The U.S. Supreme Court recently held that when--as is the case with plain packaging legislation--commercial speech is regulated on the basis of its content and not because it is deemed false or misleading, the regulation is subjected to "heightened scrutiny" under the U.S. Constitution.10  Whether plain packaging requirements could withstand challenge under the U.S. Constitution is subject to considerable doubt.  Indeed, several provisions of U.S. law regulating the packaging of tobacco products have been struck down by federal appellate courts, and the U.S. Supreme Court may agree to hear the issue within the next several months.11

Conclusion.  As a result of the decision of the High Court of Australia, the Australian law providing for plain packaging of tobacco products took effect as scheduled on December 1, 2012.  But the jury is still out on whether such legislation will ultimately be upheld by courts and administrative tribunals throughout the world.

Richard A. Samp is Chief Counsel of Washington Legal Foundation.

Notes:
1. Section 51(xxxi), Australia constitution.
2.
Matter No. S409/2011, JT International SA and Commonwealth of Australia; and Matter No. S389/2011, British American Tobacco Australasia Limited & ORS and The Commonwealth of Australia (Aug. 15. 2012) (hereinafter, "Opinion").  On October 5, 2012, the justices issued six separate opinions explaining the reasons for their decision.
3.
See, e.g., Opinion of Gummow, J., slip op. at 49 (no constitutional violation exists because "pursuit of the legislative objectives stated in [the TPP Act] does not yield a benefit or advantage to the Commonwealth which is proprietary in nature."). 
4.
U.S. Const., Amend. V.
5.
See, e.g., Pennsylvania Coal Co. v. Mahon, 260 U.S. 393, 415 (1922) (Holmes, J.) (stating that "if regulation [of property] goes too far, it will be recognized as a taking"); Lucas v. South Carolina Coastal Council, 505 U.S. 1003 (1992).
6.
Ruckelshaus v. Monsanto Co., 467 U.S. 986 (1984).
7.
See, e.g., Opinion of Kiefel, J., slip op. at 124 (stating that the Fifth Amendment's Takings Clause "has not been regarded as the source of sec. 51(xxxi) and the jurisprudence concerning takings has not been applied as relevant to its operation.").
8.
See Request for Consultations by the Dominican Republic, WT/DS441/1; Request for the Establishment of Panel by Honduras, WT/DS435/16; Request for Consultations by Ukraine, WT/DS434/1

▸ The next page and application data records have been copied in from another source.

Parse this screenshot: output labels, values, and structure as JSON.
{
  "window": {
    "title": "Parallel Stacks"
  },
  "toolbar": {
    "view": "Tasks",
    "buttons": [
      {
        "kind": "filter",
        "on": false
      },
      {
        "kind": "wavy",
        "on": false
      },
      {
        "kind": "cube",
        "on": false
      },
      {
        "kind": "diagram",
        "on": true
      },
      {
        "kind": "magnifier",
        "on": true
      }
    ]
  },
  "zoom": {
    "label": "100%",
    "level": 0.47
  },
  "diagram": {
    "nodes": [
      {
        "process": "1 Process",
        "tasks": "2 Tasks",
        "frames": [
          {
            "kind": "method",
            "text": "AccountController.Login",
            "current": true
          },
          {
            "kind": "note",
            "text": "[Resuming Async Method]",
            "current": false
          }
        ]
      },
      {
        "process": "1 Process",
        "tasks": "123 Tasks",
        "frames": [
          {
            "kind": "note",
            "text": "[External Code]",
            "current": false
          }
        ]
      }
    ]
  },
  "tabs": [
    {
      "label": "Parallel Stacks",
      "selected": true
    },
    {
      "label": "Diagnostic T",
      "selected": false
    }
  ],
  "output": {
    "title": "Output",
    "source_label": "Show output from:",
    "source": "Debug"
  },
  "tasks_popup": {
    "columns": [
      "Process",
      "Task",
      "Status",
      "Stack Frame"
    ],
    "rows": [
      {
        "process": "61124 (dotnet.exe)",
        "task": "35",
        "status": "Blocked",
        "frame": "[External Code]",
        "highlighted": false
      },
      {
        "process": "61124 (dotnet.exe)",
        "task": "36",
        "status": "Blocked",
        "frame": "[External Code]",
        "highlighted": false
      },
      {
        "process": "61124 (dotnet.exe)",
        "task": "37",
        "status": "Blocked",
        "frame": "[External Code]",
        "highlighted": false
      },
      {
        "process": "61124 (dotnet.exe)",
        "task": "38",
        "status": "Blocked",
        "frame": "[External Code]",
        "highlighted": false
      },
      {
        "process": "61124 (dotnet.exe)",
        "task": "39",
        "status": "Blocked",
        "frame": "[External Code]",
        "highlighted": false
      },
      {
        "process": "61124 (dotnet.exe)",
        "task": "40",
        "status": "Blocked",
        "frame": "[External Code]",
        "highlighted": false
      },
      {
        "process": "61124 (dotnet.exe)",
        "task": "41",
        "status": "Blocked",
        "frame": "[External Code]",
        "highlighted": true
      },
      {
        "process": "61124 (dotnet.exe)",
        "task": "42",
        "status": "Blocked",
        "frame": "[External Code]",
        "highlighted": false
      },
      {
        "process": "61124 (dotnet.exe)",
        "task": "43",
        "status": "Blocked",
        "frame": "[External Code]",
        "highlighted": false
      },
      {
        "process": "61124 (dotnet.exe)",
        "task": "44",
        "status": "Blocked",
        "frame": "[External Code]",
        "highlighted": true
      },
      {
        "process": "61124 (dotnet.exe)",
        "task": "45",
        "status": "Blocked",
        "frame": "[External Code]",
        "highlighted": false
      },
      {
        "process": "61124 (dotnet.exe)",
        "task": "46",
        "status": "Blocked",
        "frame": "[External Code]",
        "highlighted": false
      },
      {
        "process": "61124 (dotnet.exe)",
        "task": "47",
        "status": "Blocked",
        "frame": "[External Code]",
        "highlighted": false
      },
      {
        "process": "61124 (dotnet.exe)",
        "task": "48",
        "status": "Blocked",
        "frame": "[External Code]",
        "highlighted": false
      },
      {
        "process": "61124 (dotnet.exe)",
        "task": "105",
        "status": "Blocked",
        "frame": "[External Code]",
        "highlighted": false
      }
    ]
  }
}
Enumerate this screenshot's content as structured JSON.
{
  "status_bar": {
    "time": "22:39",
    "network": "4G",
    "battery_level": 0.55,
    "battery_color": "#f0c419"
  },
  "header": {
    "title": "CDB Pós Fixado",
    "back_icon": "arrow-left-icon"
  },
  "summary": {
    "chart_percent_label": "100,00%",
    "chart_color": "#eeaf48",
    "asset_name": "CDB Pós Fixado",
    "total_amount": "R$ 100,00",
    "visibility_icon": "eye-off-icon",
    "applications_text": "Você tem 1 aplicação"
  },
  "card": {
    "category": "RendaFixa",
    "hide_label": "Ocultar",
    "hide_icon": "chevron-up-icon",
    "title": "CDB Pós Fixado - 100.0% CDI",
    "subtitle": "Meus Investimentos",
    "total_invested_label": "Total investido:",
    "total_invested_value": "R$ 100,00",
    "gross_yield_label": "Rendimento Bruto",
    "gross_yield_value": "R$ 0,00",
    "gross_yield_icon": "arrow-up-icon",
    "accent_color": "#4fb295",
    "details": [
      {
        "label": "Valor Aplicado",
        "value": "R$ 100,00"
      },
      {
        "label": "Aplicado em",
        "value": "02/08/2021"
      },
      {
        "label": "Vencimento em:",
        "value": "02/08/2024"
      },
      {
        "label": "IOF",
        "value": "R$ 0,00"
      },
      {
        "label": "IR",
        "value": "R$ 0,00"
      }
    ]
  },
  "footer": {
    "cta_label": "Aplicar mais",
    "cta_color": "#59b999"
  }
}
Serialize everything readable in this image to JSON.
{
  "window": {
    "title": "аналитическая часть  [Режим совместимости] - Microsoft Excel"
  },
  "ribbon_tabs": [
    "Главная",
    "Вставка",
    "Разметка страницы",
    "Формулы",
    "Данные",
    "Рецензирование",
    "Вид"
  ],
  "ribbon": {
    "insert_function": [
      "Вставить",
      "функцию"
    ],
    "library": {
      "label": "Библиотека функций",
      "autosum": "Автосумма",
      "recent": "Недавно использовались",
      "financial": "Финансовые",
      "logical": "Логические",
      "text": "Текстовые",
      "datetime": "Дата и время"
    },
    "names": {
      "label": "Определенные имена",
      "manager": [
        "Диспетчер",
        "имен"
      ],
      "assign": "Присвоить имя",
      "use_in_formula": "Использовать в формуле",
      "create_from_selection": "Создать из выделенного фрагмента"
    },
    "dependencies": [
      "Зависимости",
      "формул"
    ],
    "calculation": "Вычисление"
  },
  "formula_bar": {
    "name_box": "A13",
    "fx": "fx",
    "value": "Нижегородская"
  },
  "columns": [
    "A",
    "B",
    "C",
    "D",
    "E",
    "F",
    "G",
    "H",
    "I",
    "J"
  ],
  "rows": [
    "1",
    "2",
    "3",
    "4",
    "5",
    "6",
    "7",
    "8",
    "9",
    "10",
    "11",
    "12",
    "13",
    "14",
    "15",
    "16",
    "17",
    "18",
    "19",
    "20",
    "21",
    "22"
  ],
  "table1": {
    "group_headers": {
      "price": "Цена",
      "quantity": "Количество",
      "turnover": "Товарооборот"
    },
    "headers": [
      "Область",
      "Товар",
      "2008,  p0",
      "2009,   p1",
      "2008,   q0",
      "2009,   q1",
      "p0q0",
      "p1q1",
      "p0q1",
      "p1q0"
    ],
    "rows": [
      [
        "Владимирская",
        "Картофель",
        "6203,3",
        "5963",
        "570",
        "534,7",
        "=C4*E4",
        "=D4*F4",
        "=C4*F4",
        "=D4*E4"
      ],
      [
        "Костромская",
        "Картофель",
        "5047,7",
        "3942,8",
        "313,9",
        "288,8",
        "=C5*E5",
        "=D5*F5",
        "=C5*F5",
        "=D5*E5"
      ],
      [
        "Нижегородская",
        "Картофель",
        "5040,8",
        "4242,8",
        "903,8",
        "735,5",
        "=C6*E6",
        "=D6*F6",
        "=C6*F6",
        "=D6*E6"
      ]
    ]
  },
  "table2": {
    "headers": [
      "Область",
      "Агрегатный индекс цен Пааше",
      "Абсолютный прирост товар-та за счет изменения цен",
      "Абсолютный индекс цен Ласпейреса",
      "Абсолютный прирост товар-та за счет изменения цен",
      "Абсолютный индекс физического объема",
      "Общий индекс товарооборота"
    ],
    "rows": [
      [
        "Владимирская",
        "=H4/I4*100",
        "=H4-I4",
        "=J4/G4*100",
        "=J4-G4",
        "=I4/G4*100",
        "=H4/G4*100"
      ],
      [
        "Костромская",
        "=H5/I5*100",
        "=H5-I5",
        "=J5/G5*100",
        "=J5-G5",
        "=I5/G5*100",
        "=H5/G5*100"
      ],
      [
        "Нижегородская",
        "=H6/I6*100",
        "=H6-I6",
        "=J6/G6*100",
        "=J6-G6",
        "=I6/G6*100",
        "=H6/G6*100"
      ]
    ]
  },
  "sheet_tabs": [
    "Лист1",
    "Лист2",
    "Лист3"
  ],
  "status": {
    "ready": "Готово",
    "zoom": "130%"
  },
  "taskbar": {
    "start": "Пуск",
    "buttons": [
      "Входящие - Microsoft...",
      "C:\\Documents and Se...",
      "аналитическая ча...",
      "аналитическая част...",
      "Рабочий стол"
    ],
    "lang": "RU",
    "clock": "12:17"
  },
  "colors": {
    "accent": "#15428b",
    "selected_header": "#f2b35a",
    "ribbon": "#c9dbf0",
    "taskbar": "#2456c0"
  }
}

9. See http://222.ag.gov.au/internationallaw/Pages/Investor-State-ArbitrationCTobacco-Plain-Packaging.aspx (providing link to all documents related to the dispute, which is scheduled to be brought before an arbitration tribunal under UNCITRAL rules). 
10.
Sorrell v. IMS Health Inc., 131 S. Ct. 2653 (2011).
11.
See American Snuff Co. v. United States, U.S. Supreme Court No. 12-521 (Petition for a Writ of Certiorari, filed October 26, 2012).